Pablo Piñero Stillmann has received fellowships from the Foundation for Mexican Literature and Indiana University. His work has appeared or is forthcoming in Cream City Review, Juked, fwriction : review, The Normal School, and other journals.
Two Stories From The Starbucks in Las Lomas, Mexico City
At one point I start to wonder about this baby. Where is she? (It has been established in conversation that she’s a she.) Don’t Mariela and Sofía want to carry her, baby-talk with her? Wouldn’t it be great for the young women to have Begoña’s child there as a crystal ball to provide them with visions of what they’ll be like when they themselves become mothers? Seems like a no-brainer to bring the baby to Starbucks. I guess maybe she could be ill or taking a nap or something. Babies are complicated.
Then I hear a squeal. The baby! It’s a short squeal, though, so by the time I look over the squeal is over and the baby’s still a no-show. And I can’t be too obvious in the search because no mother wants that weird bearded guy at Starbucks to be looking around for her baby. Besides, it’s that time of the evening when the Starbucks in Las Lomas is packed, so it very well could have been someone else’s baby who squealed. I go back to reading my book and eavesdropping.
Finally it happens. I feel the invisible baby looking at me. In my periphery she materializes from the wall, like a little ghost in a Guillermo del Toro movie. No - she’s being carried by a woman who’s sitting at the table adjacent Begoña’s. The woman faces the wall. She is dressed in black sweatpants and a black sweatshirt, has black hair in a neat bowl cut. The baby peeks over the woman’s shoulder at her mother.

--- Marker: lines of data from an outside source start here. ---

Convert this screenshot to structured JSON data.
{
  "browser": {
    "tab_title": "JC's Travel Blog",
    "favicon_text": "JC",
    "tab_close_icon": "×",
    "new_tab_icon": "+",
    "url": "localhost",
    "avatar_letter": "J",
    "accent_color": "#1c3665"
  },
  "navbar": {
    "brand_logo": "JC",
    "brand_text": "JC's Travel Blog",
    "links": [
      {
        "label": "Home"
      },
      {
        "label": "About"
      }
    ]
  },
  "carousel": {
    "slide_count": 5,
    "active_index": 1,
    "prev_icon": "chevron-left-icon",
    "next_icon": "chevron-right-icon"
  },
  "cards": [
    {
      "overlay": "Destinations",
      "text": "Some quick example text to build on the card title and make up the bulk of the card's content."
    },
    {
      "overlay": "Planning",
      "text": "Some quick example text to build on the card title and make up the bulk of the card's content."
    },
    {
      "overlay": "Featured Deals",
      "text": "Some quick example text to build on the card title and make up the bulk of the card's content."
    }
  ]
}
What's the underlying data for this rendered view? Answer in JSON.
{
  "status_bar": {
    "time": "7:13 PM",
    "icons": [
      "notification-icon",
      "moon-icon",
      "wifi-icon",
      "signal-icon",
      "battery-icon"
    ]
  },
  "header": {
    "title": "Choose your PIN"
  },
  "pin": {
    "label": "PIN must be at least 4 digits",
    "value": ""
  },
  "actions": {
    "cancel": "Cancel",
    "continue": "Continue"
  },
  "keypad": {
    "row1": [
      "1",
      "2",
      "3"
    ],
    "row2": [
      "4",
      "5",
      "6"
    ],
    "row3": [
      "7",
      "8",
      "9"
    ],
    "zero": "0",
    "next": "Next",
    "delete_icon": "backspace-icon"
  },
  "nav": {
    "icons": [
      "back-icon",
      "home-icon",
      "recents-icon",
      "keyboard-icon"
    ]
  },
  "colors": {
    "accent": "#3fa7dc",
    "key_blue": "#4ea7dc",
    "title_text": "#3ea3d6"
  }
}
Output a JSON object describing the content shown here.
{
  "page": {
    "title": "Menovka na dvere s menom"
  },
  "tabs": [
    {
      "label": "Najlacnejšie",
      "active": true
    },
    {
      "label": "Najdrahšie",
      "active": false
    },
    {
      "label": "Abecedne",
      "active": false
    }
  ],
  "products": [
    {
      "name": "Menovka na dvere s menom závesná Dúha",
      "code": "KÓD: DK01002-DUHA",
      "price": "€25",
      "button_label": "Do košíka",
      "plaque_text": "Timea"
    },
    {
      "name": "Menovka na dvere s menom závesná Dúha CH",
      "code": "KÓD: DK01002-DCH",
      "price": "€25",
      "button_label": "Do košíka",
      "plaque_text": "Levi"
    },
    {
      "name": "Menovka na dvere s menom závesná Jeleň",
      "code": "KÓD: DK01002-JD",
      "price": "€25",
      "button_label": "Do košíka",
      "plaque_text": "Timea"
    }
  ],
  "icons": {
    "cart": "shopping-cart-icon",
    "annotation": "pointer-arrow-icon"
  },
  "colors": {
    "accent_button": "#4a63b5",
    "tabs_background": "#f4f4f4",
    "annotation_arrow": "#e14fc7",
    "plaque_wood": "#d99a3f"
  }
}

I’d say the woman in black is the baby’s nanny, but that would be a half-truth. She’s what people in Las Lomas call a “muchacha.” A servant. Besides taking care of the baby, she cooks, cleans, and launders. A nanny takes care of a child or children for an agreed number of hours; a muchacha’s life is completely devoted to her employers. I was raised by muchachas. Now my sister, mother of three, employs two of them. They’re an integral part of upper-middle-class Mexico City life, and Pablo Piñero Stillmann they’re supposed to blend into the walls.
The bowl-cut muchacha turns sideways and hands the baby to Begoña who, in turn, addresses only the baby. It’s as if her child has come flying in by herself: “You behaved so well,” she tells her daughter. The baby smiles. Mariela and Sofía smile; they’re melting. The three women comment on the baby’s outfit, the beautiful hair, the way her smile resembles—
Wait. I think I lost the muchacha. Oh. There she is. She’s back to staring at the wall, blending in. As I stand up to leave I notice there’s an iPad propped up on the muchacha’s table. It’s playing a cartoon.